Sadly, this isn't the first year that wildfires have gotten worse because of the changing climate. In 2012, flames engulfed a Colorado snowfield in December. Last year, a wildfire wreaked havoc on Yosemite National Park, propelled by a "self-generated micro-climate" which made it more intense and less predictable. If you aren't immediately afraid of those words, then maybe you should just hear from some of the people who are out there fighting these insane fires. Jason Shanley, a Cal Fire spokesman, has been fighting the still-smoldering fire named Rocky (They named the fire! 'Cause it's that bad!), which has eaten up 70,000 acres near Napa, California. He told The Guardian:
This fire wants to do whatever it wants. It’s defying all odds. Thirty-year, 40-year veterans have never seen this before.
This is the real problem with denying that humans are contributing to climate change: People don't really know what they're brushing off, and then it's coming back to bite them in the butt later on. By this, I mean that scientists are telling us that climate change is a serious problem, but many people are choosing to say to them, "Thanks, but no thanks." Then, some of those same people want to chastise politicians who allocate more money for climate change preparedness or alternative energy, or they vote for candidates who actively deny that climate change is a problem. But then, when wildfires that are worsened by climate change (which results in longer droughts, a hotter climate, etc.) eat 100,000 acres of land, these people are shocked that firefighters don't have the resources or the manpower to deal with the problem. *Lies facedown on desk.*
In 2014, a poll by the Pew Research Center and the American Association for the Advancement of Science found that 87 percent of scientists said that human activity is driving the trend of global warming. More importantly, the poll found that 77 percent of scientists said that climate change is a very serious problem. In contrast, a 2014 Gallup poll found that only 36 percent of Americans believed that global warming would pose a serious threat in their lifetime. Of those who believed it would pose a threat, 51 percent believed it will pose a serious threat to their way of life.

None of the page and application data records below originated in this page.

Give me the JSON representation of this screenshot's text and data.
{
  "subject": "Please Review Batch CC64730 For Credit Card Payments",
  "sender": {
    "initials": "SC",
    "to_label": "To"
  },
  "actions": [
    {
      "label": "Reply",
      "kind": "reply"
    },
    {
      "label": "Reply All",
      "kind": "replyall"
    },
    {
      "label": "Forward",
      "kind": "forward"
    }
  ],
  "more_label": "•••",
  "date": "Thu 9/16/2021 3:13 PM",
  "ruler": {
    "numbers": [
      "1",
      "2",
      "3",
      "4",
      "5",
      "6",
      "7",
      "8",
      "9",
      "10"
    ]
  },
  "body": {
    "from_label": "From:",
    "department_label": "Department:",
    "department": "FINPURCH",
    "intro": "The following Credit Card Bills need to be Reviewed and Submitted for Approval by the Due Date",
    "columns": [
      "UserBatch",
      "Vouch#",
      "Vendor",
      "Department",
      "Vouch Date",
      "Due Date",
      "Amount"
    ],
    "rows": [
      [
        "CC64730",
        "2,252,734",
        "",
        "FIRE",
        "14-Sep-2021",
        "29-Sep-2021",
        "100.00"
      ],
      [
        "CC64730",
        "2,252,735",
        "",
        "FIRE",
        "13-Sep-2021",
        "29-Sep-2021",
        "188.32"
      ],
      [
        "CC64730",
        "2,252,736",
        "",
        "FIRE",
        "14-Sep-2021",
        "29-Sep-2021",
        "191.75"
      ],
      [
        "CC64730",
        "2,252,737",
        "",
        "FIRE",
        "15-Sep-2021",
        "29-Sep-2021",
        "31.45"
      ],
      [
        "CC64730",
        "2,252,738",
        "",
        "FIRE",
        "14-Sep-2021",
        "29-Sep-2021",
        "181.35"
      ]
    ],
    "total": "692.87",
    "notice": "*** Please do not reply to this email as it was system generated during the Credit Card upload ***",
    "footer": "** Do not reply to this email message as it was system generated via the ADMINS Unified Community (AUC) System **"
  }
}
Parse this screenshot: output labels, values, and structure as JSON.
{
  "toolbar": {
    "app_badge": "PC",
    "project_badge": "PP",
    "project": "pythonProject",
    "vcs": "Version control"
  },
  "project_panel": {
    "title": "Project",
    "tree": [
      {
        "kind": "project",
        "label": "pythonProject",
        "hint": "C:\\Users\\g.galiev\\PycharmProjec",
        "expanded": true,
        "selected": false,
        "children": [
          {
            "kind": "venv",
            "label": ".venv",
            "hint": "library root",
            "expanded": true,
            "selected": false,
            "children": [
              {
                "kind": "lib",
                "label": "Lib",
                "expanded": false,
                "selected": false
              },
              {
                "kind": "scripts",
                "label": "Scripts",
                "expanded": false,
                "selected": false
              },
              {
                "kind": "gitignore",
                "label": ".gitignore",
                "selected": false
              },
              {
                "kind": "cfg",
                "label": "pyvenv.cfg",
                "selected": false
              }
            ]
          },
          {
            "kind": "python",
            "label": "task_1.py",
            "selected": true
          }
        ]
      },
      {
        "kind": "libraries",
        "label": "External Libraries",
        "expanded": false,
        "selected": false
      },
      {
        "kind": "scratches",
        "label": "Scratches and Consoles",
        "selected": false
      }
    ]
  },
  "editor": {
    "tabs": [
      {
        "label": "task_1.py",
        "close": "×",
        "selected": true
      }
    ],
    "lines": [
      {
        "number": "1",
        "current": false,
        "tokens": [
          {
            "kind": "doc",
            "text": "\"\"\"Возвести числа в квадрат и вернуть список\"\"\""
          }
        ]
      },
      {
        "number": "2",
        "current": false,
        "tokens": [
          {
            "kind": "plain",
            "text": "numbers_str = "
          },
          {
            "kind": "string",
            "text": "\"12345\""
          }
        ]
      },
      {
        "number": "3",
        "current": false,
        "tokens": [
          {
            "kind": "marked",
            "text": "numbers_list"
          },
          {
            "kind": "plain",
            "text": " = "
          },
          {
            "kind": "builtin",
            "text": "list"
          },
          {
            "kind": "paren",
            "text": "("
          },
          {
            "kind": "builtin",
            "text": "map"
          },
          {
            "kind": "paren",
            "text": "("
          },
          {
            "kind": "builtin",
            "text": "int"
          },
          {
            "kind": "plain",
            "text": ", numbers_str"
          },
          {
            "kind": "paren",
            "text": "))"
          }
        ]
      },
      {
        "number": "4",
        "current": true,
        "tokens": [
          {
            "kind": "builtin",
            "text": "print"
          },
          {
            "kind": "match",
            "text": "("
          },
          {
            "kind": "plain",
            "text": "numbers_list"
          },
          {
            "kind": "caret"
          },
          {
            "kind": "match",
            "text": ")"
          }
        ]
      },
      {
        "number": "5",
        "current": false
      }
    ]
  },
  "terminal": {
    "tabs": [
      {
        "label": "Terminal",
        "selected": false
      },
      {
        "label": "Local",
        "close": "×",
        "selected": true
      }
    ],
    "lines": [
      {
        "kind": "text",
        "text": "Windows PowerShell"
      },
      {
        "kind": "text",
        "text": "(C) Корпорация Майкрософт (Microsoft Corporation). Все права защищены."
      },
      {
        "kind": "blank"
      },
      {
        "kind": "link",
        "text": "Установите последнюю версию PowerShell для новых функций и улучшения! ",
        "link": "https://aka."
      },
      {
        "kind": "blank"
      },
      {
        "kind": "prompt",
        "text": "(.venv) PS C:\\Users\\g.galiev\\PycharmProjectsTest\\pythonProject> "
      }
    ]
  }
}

I hate to be blunt, but are more than 100 wildfires burning across more than 1.1 million acres not affecting someone's way of life? The potential impact of believing in climate change and that humans have contributed to it, and then changing our actions accordingly, can go two ways.
In the first, many people believe that we are contributing to global warming, so we favor policies that cost us more money so that we can reduce our impact on the earth and preserve it for future generations. In this case, we would probably set aside more money for natural disaster preparedness, and we would shape state-level environmental agencies around climate change predictions models. If people aren't contributing, what is the loss here? Money, sure. But in the end, what else are we losing other than money when we've gained ingenuity and have improved our relationship with the planet?
In the second scenario, people choose not to believe that they are contributing to global warming. In this case, they don't see the point of providing more money for alternative energy research or in instituting emissions caps, and they're fine with dubbing disasters like these wildfires sad things that are out of their control. If the scientific consensus on climate change is right, though, that denial becomes a little more ominous. Three firefighters died just this past Wednesday because nobody was prepared for the scale of a fire in central Washington. If we begin to take climate change and our hand in global warming more seriously, then we can better prepare for (and maybe even prevent) disasters like these fires out West.